The only RF application these materials have is as attenuators. To make high-Q coils with these materials, the maximum frequency is about 100 kHz. At 1.6 MHz, the formulas cited by Krimes are not applicable. At 1.6 MHz, the relative permeability reduces from about 5000 to about 1000, causing the inductance to be reduced by a factor of about 5. Also, the cores absorb a lot of energy at 1.6 MHz, causing the Q to be low, giving a high resistive component to the input impedance of the coil. This resistive component adds to the loss resistances of the transmitter and antenna system, causing efficiency to be reduced.
The only application high-permeability soft ferrites have to frequencies in the vicinity of 1.6 MHz is in filters, such as with “prayer beads,” the ferrite beads that RF designers spread around their circuits in the hope of reducing noise or instability. The function of the Prayer Beads is to absorb RF energy.
Type J material is clearly misapplied for an inductor in the ground lead. A core material with much lower permeability is needed, which would require more turns. More turns would increase the capacitance of the winding, causing more complexity in the design. Designing with ferrites is very difficult.
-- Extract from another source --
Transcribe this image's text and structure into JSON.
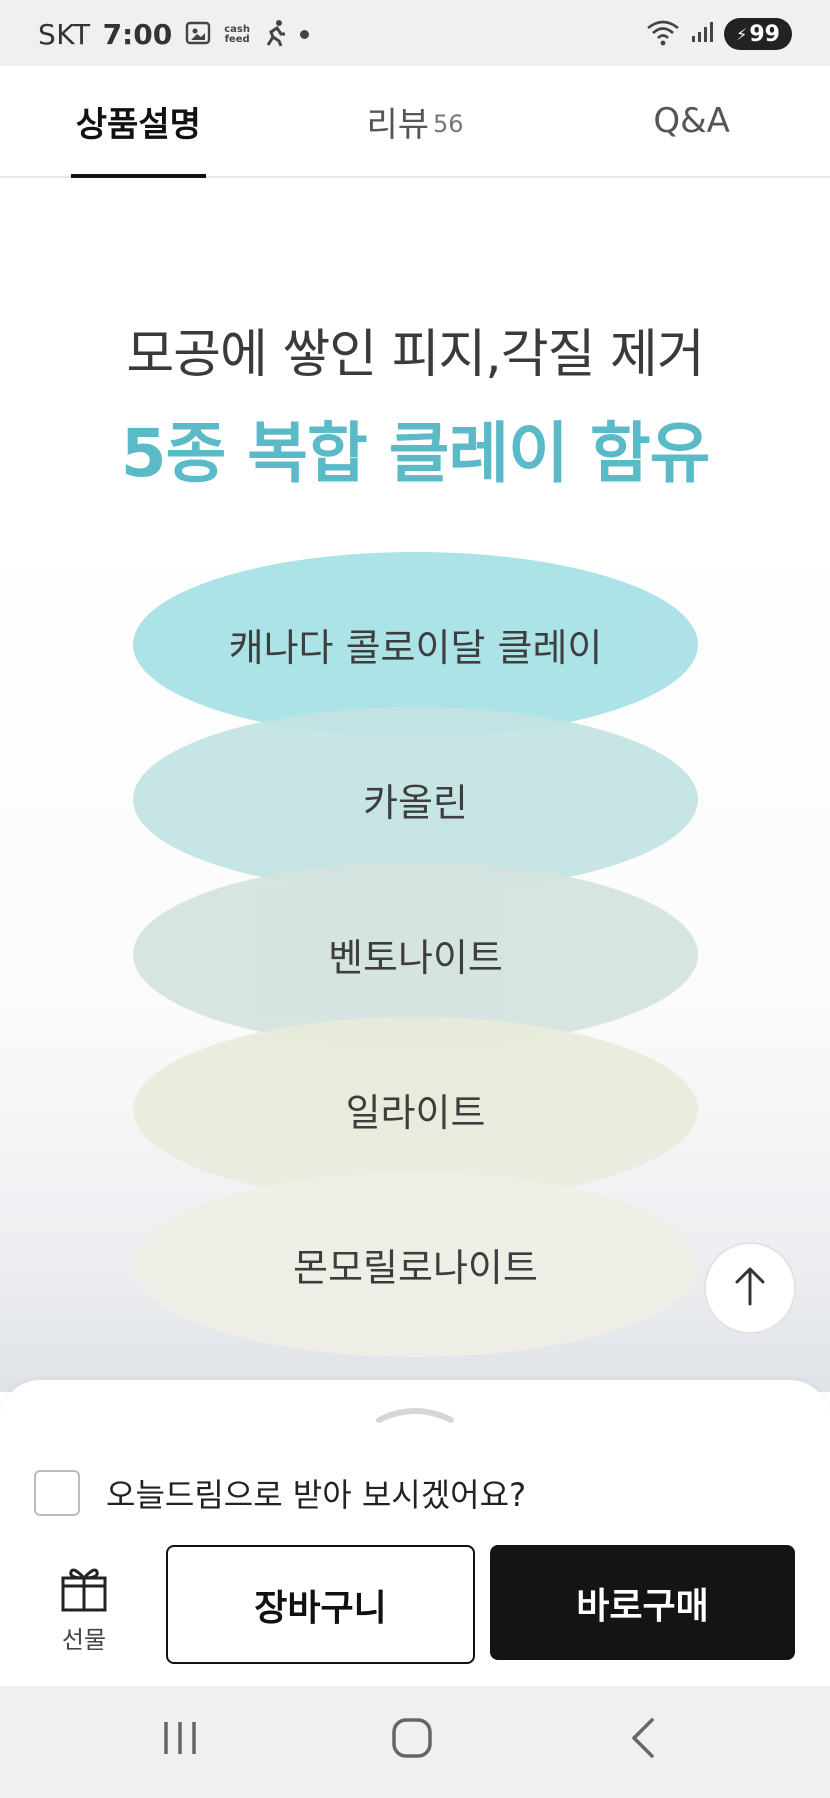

Once you get the design right, the design often doesn’t work when using the same part from the same manufacturer, but with ferrite from a different batch.